Kill the Bill can be a powerful movement of movements: separate fingers that together make a fist. The militant rank and file of the labour and trade union movement need to get involved in a big way. Together with young people from the schools and the colleges, with young workers from the gig economy, we can revive the militant anticapitalism last seen in the demonstrations against the rise in tuition fees in 2010-11 and the Occupy movement in 2012, and before that in the anti-Poll Tax movement of the early 1990s, the movement against the Criminal Justice Bill, and the social forums and summit sieges between 1999 and 2005.

The spontaneity of the early mobilisations is understandable, covid restrictions and police harassment of “organisers” made this necessary. But, as the lockdown is relaxed, and in order to develop a plan for escalation that draws the working class into developing clear demands and a strategy for victory, spontaneity needs to evolve into mass democratic discussion and decision making.

The diverse range of organisations and campaigns represented in the Kill the Bill coalition demonstrates the potential for the movement to open the road to a wider working class offensive against the government, employers and landlords: an organised movement against unemployment, strike action for decent pay, unionisation of the super exploited gig economy, warehouse and sweatshop workers.

We need to root the campaign in the working class and youth by holding regular mass people’s assemblies to debate the way forward and vote on decisions. Committees of action, formed of delegates from trade unions, workplaces, campaigns and organisations can democratically coordinate the struggle and bypass the sabotage or indifference of the Labour and trade union bureaucrats. Linked to these fighting bodies of working class self-organisation is the need for organised, disciplined self-defence of our movement and communities under democratic control, through demonstration stewards organisation and picket-line defence groups.
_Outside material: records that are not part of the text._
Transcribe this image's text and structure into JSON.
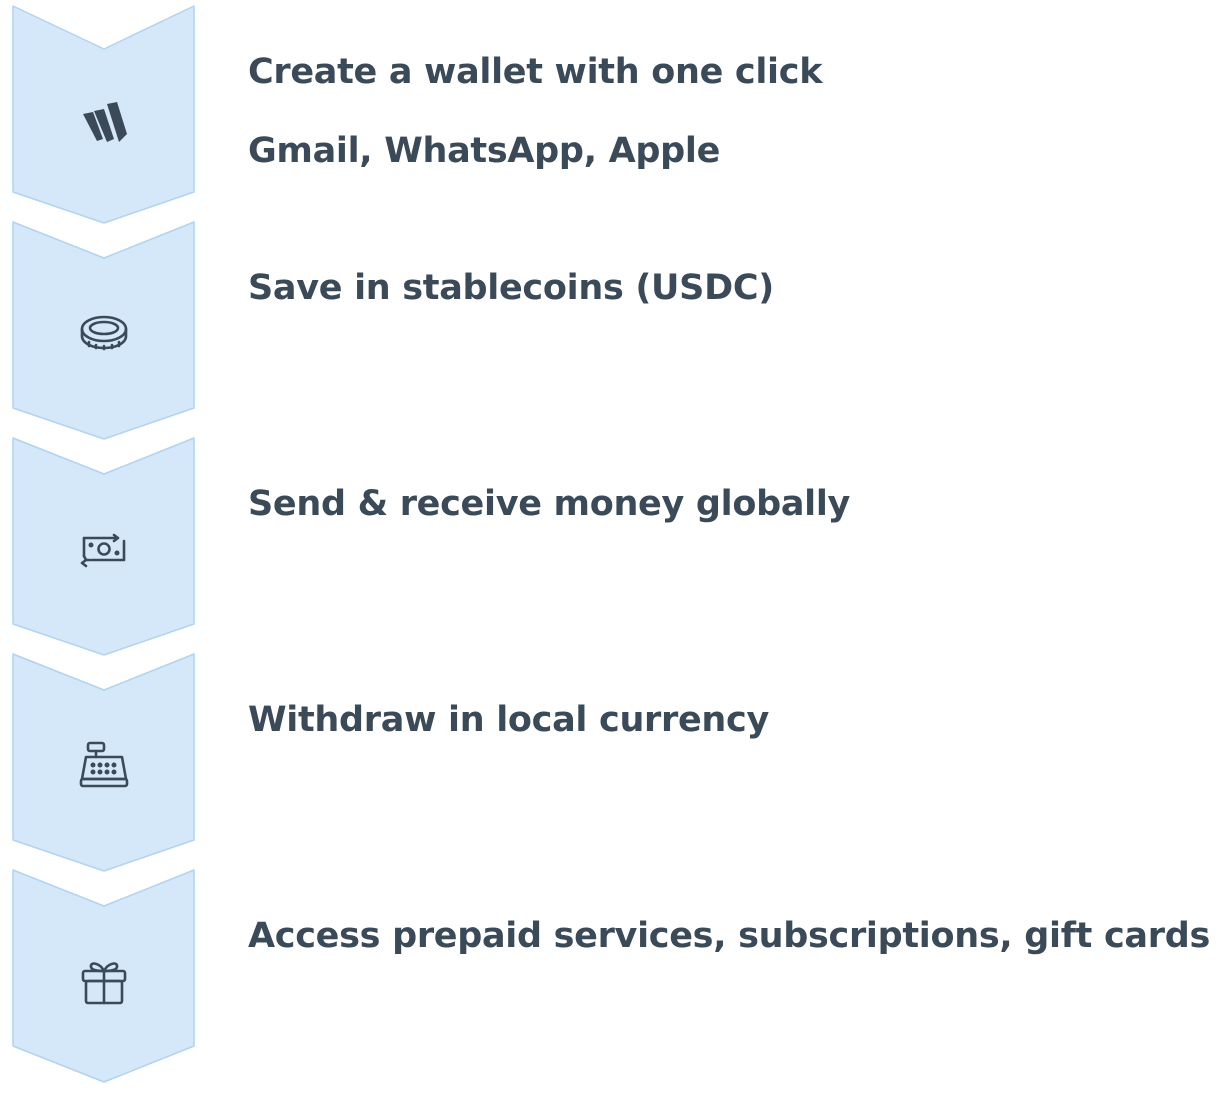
{
  "steps": [
    {
      "icon": "brand-logo-icon",
      "title": "Create a wallet with one click",
      "subtitle": "Gmail, WhatsApp, Apple"
    },
    {
      "icon": "coin-icon",
      "title": "Save in stablecoins (USDC)"
    },
    {
      "icon": "money-transfer-icon",
      "title": "Send & receive money globally"
    },
    {
      "icon": "cash-register-icon",
      "title": "Withdraw in local currency"
    },
    {
      "icon": "gift-icon",
      "title": "Access prepaid services, subscriptions, gift cards"
    }
  ],
  "colors": {
    "chevron_fill": "#d5e8f9",
    "chevron_stroke": "#b2d3ef",
    "text": "#3b4a58",
    "icon": "#3b4a58"
  }
}
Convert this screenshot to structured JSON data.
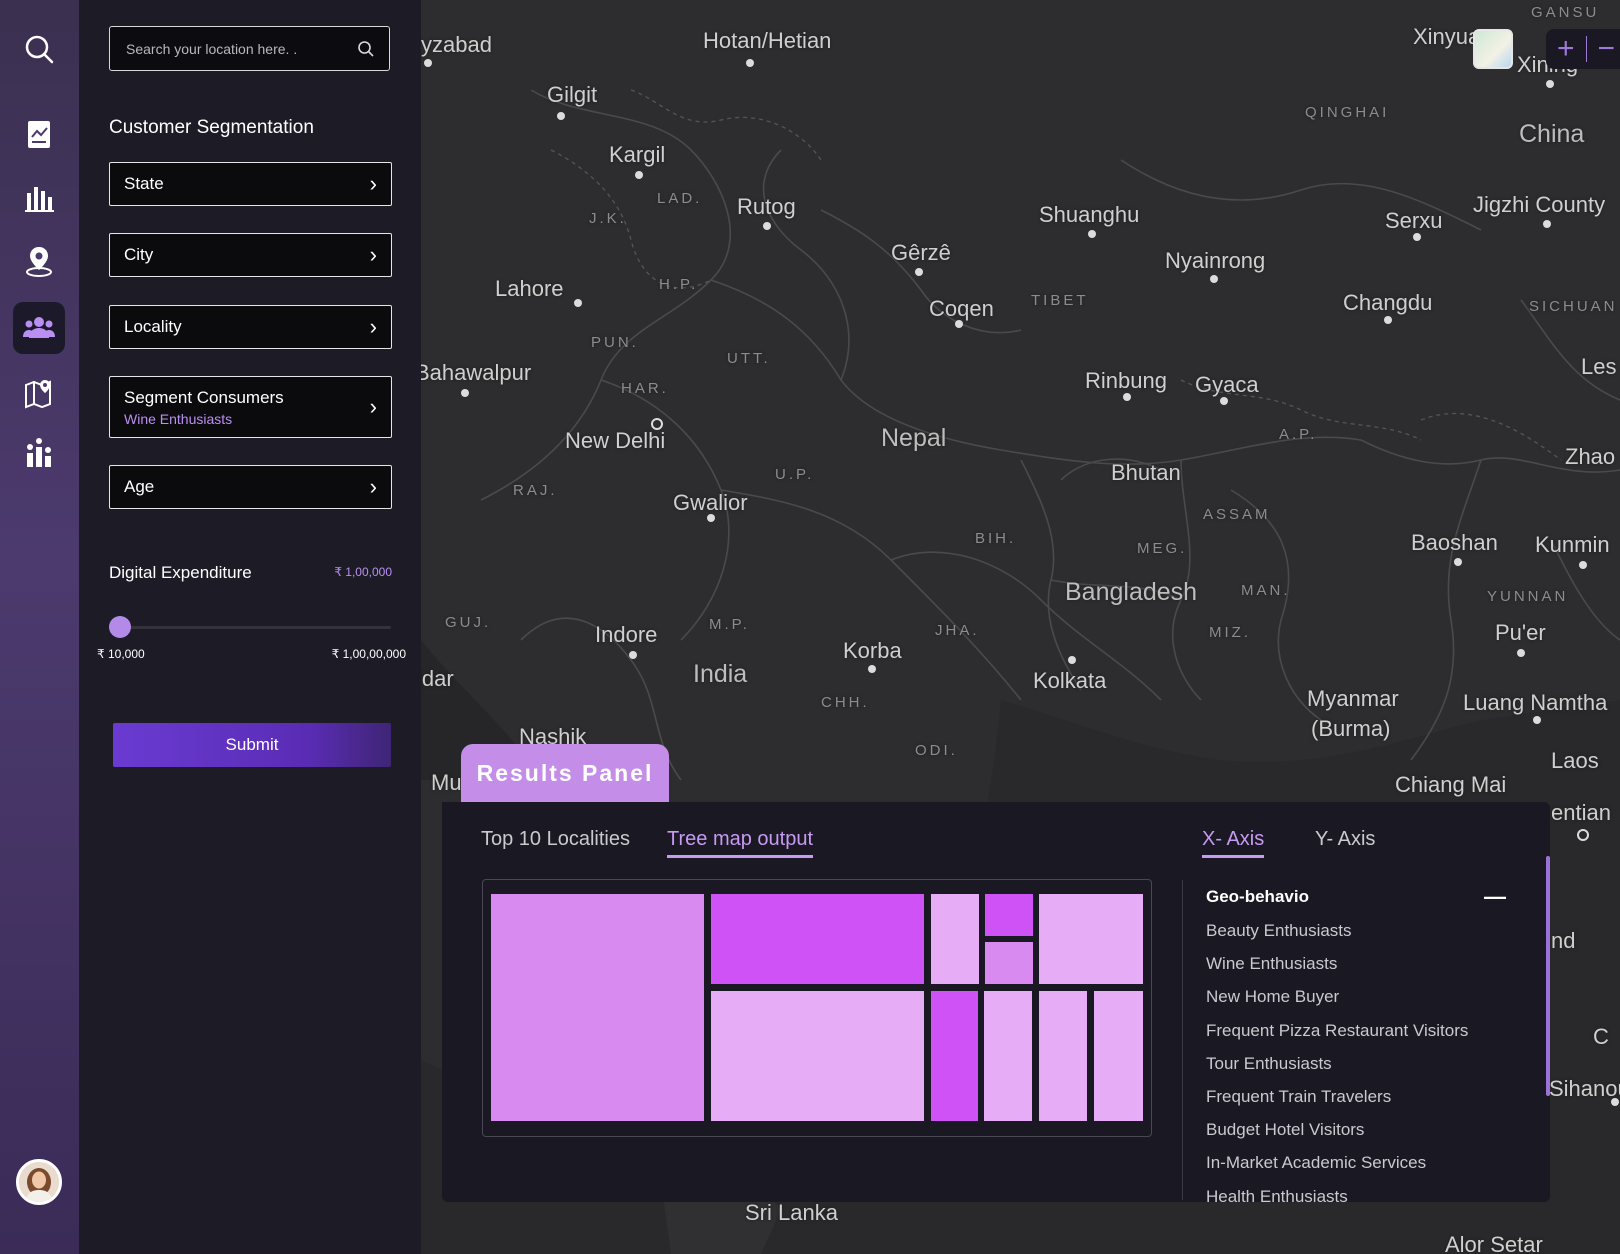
{
  "search": {
    "placeholder": "Search your location here. ."
  },
  "segmentation": {
    "title": "Customer Segmentation",
    "dropdowns": [
      {
        "label": "State"
      },
      {
        "label": "City"
      },
      {
        "label": "Locality"
      },
      {
        "label": "Segment Consumers",
        "selected": "Wine Enthusiasts"
      },
      {
        "label": "Age"
      }
    ]
  },
  "expenditure": {
    "label": "Digital Expenditure",
    "value": "₹ 1,00,000",
    "min_label": "₹ 10,000",
    "max_label": "₹ 1,00,00,000",
    "slider_fraction": 0.01
  },
  "submit_label": "Submit",
  "rail_icons": [
    "search-icon",
    "report-icon",
    "bar-chart-icon",
    "location-pin-icon",
    "users-icon",
    "map-pin-icon",
    "ranking-icon"
  ],
  "map": {
    "labels": {
      "hotan": "Hotan/Hetian",
      "gilgit": "Gilgit",
      "kargil": "Kargil",
      "lad": "LAD.",
      "jk": "J.K.",
      "rutog": "Rutog",
      "qinghai": "QINGHAI",
      "china": "China",
      "xinyua": "Xinyua",
      "xining": "Xining",
      "gansu": "GANSU",
      "yzabad": "yzabad",
      "shuanghu": "Shuanghu",
      "serxu": "Serxu",
      "jigzhi": "Jigzhi County",
      "gerze": "Gêrzê",
      "nyainrong": "Nyainrong",
      "lahore": "Lahore",
      "hp": "H.P.",
      "coqen": "Coqen",
      "tibet": "TIBET",
      "changdu": "Changdu",
      "sichuan": "SICHUAN",
      "pun": "PUN.",
      "utt": "UTT.",
      "bahawalpur": "Bahawalpur",
      "har": "HAR.",
      "les": "Les",
      "rinbung": "Rinbung",
      "gyaca": "Gyaca",
      "newdelhi": "New Delhi",
      "nepal": "Nepal",
      "ap": "A.P.",
      "zhao": "Zhao",
      "bhutan": "Bhutan",
      "raj": "RAJ.",
      "up": "U.P.",
      "gwalior": "Gwalior",
      "assam": "ASSAM",
      "bih": "BIH.",
      "meg": "MEG.",
      "baoshan": "Baoshan",
      "kunming": "Kunmin",
      "bangladesh": "Bangladesh",
      "man": "MAN.",
      "yunnan": "YUNNAN",
      "guj": "GUJ.",
      "indore": "Indore",
      "mp": "M.P.",
      "jha": "JHA.",
      "miz": "MIZ.",
      "puer": "Pu'er",
      "korba": "Korba",
      "kolkata": "Kolkata",
      "idar": "idar",
      "india": "India",
      "myanmar": "Myanmar",
      "burma": "(Burma)",
      "luang": "Luang Namtha",
      "chh": "CHH.",
      "nashik": "Nashik",
      "odi": "ODI.",
      "laos": "Laos",
      "mu": "Mu",
      "chiangmai": "Chiang Mai",
      "entian": "entian",
      "nd": "nd",
      "c": "C",
      "sihanou": "Sihanou",
      "srilanka": "Sri Lanka",
      "alorsetar": "Alor Setar"
    }
  },
  "results": {
    "tab_label": "Results Panel",
    "tabs": [
      "Top 10 Localities",
      "Tree map output"
    ],
    "axis_tabs": [
      "X- Axis",
      "Y- Axis"
    ],
    "list_title": "Geo-behavio",
    "list_items": [
      "Beauty Enthusiasts",
      "Wine Enthusiasts",
      "New Home Buyer",
      "Frequent Pizza Restaurant Visitors",
      "Tour Enthusiasts",
      "Frequent Train Travelers",
      "Budget Hotel Visitors",
      "In-Market Academic Services",
      "Health Enthusiasts"
    ],
    "colors": {
      "light": "#e6adf6",
      "mid": "#d88af0",
      "strong": "#cf52f7",
      "accent": "#c79af3"
    }
  }
}
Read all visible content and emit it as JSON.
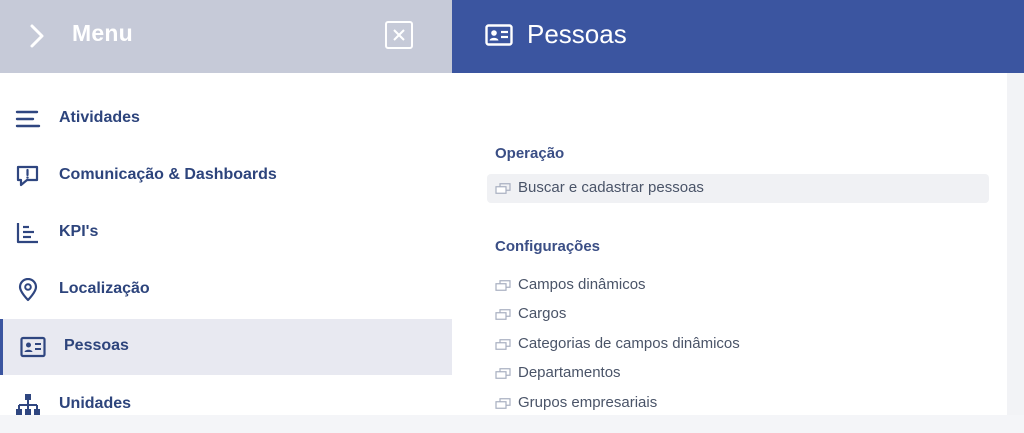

If we cannot defeat the Bill in parliament, we must make it unworkable on the streets. Our strategy aims not only at stopping the Bill but rebuilding the basic elements of working class organisation and power, fighting bodies of mass action which are the precondition for a successful struggle to force the repeal of all reactionary and racist laws and with them deal a crushing blow to the bosses and their politicians.